Folkman, S., Chesney, M., McKusick, L., Ironson, G., Johnson, D. S., & Coates, T. J. (19 Translating coping theory into intervention. In J. Eckenrode (Ed.), The social context of coping (pp. 239-260). New York: Plenum Press.

Hébert, R., Lévesque. L., Genron, C., Vézina, J., Ducharme, F., Lavoie, J. P., Gendron, M., Préville,M., & Voyer. L. (in press). The program “ Learning to feel better…and care better” for family caregivers of community-dwelling older persons with dementia. Revue québécoise de Psychologie.

Hébert, R., Lévesque, L., Vézina, J., Lavoie, J.-P., Ducharme, F., Gendron, C., Préville, M., Voyer, L., & Dubois, M.-F. (2003). Efficacy of a psychoeducative group intervention program for caregivers of a demented persons living at home : A randomized controlled trial. Journal of Gerontology, Social Sciences, 58B(1), S58-S67.

Lavoie, J.P., Ducharme, F., Lévesque L., Hébert, R., Vézina, J., Gendron, C., Préville, M. St-Laurent,C., & Voyer, L. (2005). Understanding the outcomes of a psychoeducational group intervention for caregivers of persons with dementia living at home: A process evaluation. Aging and Mental Health, 9(1), 25-34.

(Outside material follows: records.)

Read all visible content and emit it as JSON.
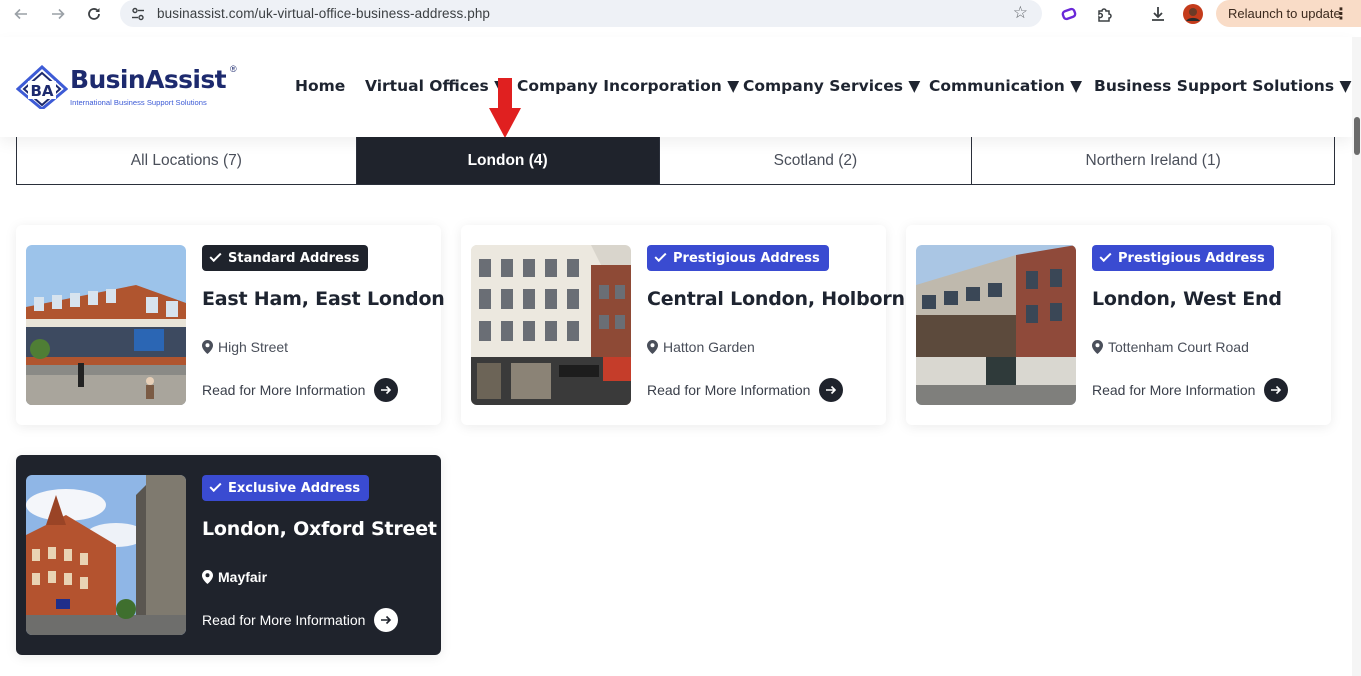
{
  "browser": {
    "url": "businassist.com/uk-virtual-office-business-address.php",
    "relaunch_label": "Relaunch to update"
  },
  "site": {
    "logo": {
      "brand": "BusinAssist",
      "registered": "®",
      "mark": "BA",
      "tagline": "International Business Support Solutions"
    },
    "nav": [
      {
        "label": "Home"
      },
      {
        "label": "Virtual Offices ▼"
      },
      {
        "label": "Company Incorporation ▼"
      },
      {
        "label": "Company Services ▼"
      },
      {
        "label": "Communication ▼"
      },
      {
        "label": "Business Support Solutions ▼"
      }
    ]
  },
  "filters": {
    "active_index": 1,
    "tabs": [
      {
        "label": "All Locations (7)"
      },
      {
        "label": "London (4)"
      },
      {
        "label": "Scotland (2)"
      },
      {
        "label": "Northern Ireland (1)"
      }
    ]
  },
  "cards": [
    {
      "badge": "Standard Address",
      "title": "East Ham, East London",
      "area": "High Street",
      "link": "Read for More Information"
    },
    {
      "badge": "Prestigious Address",
      "title": "Central London, Holborn",
      "area": "Hatton Garden",
      "link": "Read for More Information"
    },
    {
      "badge": "Prestigious Address",
      "title": "London, West End",
      "area": "Tottenham Court Road",
      "link": "Read for More Information"
    },
    {
      "badge": "Exclusive Address",
      "title": "London, Oxford Street",
      "area": "Mayfair",
      "link": "Read for More Information"
    }
  ],
  "colors": {
    "dark": "#1f232c",
    "accent_blue": "#3a4bd1",
    "brand_navy": "#1d2a6e",
    "annotation_red": "#e02020"
  },
  "icons": [
    "back-icon",
    "forward-icon",
    "reload-icon",
    "site-settings-icon",
    "bookmark-star-icon",
    "extension-icon",
    "puzzle-icon",
    "download-icon",
    "profile-avatar",
    "menu-dots-icon",
    "map-pin-icon",
    "arrow-right-icon",
    "checkmark-icon"
  ]
}
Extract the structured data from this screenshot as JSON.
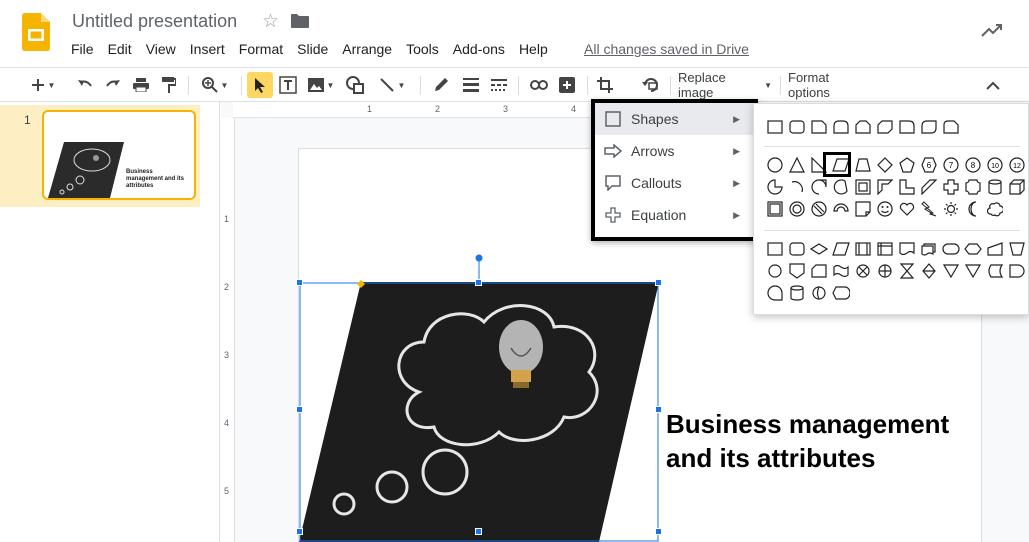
{
  "app": {
    "title": "Untitled presentation",
    "saved_status": "All changes saved in Drive"
  },
  "menubar": [
    "File",
    "Edit",
    "View",
    "Insert",
    "Format",
    "Slide",
    "Arrange",
    "Tools",
    "Add-ons",
    "Help"
  ],
  "toolbar": {
    "replace_image_label": "Replace image",
    "format_options_label": "Format options"
  },
  "filmstrip": {
    "slide_number": "1",
    "thumb_text": "Business management and its attributes"
  },
  "ruler": {
    "h_labels": [
      "1",
      "2",
      "3",
      "4"
    ],
    "v_labels": [
      "1",
      "2",
      "3",
      "4",
      "5"
    ]
  },
  "slide": {
    "title": "Business management and its attributes"
  },
  "shape_menu": {
    "items": [
      {
        "label": "Shapes",
        "icon": "square-icon"
      },
      {
        "label": "Arrows",
        "icon": "arrow-icon"
      },
      {
        "label": "Callouts",
        "icon": "callout-icon"
      },
      {
        "label": "Equation",
        "icon": "plus-icon"
      }
    ]
  },
  "shape_panel": {
    "equation_numbers": [
      "6",
      "7",
      "8",
      "10",
      "12"
    ]
  },
  "colors": {
    "accent": "#1a73e8",
    "slide_select": "#f4b400",
    "menu_hover": "#e8eaed",
    "crop_active": "#fdd663"
  }
}
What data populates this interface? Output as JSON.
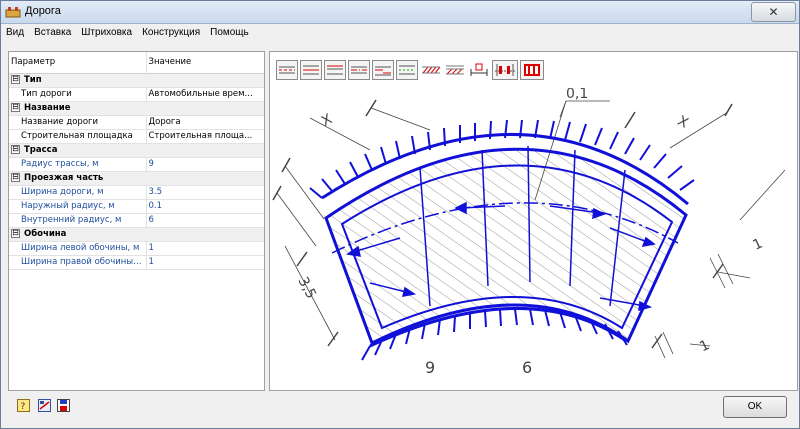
{
  "window": {
    "title": "Дорога",
    "close_symbol": "✕"
  },
  "menu": [
    "Вид",
    "Вставка",
    "Штриховка",
    "Конструкция",
    "Помощь"
  ],
  "props": {
    "col_param": "Параметр",
    "col_value": "Значение",
    "rows": [
      {
        "kind": "cat",
        "label": "Тип",
        "symbol": "⊟"
      },
      {
        "kind": "item",
        "label": "Тип дороги",
        "value": "Автомобильные врем...",
        "blue": false
      },
      {
        "kind": "cat",
        "label": "Название",
        "symbol": "⊟"
      },
      {
        "kind": "item",
        "label": "Название дороги",
        "value": "Дорога",
        "blue": false
      },
      {
        "kind": "item",
        "label": "Строительная площадка",
        "value": "Строительная площа...",
        "blue": false
      },
      {
        "kind": "cat",
        "label": "Трасса",
        "symbol": "⊟"
      },
      {
        "kind": "item",
        "label": "Радиус трассы, м",
        "value": "9",
        "blue": true
      },
      {
        "kind": "cat",
        "label": "Проезжая часть",
        "symbol": "⊟"
      },
      {
        "kind": "item",
        "label": "Ширина дороги, м",
        "value": "3.5",
        "blue": true
      },
      {
        "kind": "item",
        "label": "Наружный радиус, м",
        "value": "0.1",
        "blue": true
      },
      {
        "kind": "item",
        "label": "Внутренний радиус, м",
        "value": "6",
        "blue": true
      },
      {
        "kind": "cat",
        "label": "Обочина",
        "symbol": "⊟"
      },
      {
        "kind": "item",
        "label": "Ширина левой обочины, м",
        "value": "1",
        "blue": true
      },
      {
        "kind": "item",
        "label": "Ширина правой обочины, м",
        "value": "1",
        "blue": true
      }
    ]
  },
  "drawing": {
    "dim_top": "0,1",
    "dim_left_x": "X",
    "dim_right_x": "X",
    "dim_width": "3,5",
    "dim_outer_radius": "9",
    "dim_inner_radius": "6",
    "dim_right_upper": "1",
    "dim_right_lower": "1"
  },
  "buttons": {
    "ok": "OK"
  },
  "colors": {
    "road": "#1010d8",
    "line": "#555555"
  }
}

Lazarus, R., & Folkman, S. (1984). Stress, appraisal, and coping. New York: Springer.

Lévesque, L. Gendron, C., Vézina, J., Hébert, R., Ducharme, F., Lavoie, J.-P., Gendron, M., Voyer, L., & Préville, M. (2002). The process of a group intervention for caregivers of demented persons living at home: Conceptual framework, components, and characteristics. Aging & Mental Health, 6(3), 239-247.

Coping skills, group interventions, caregivers, dementia, support groups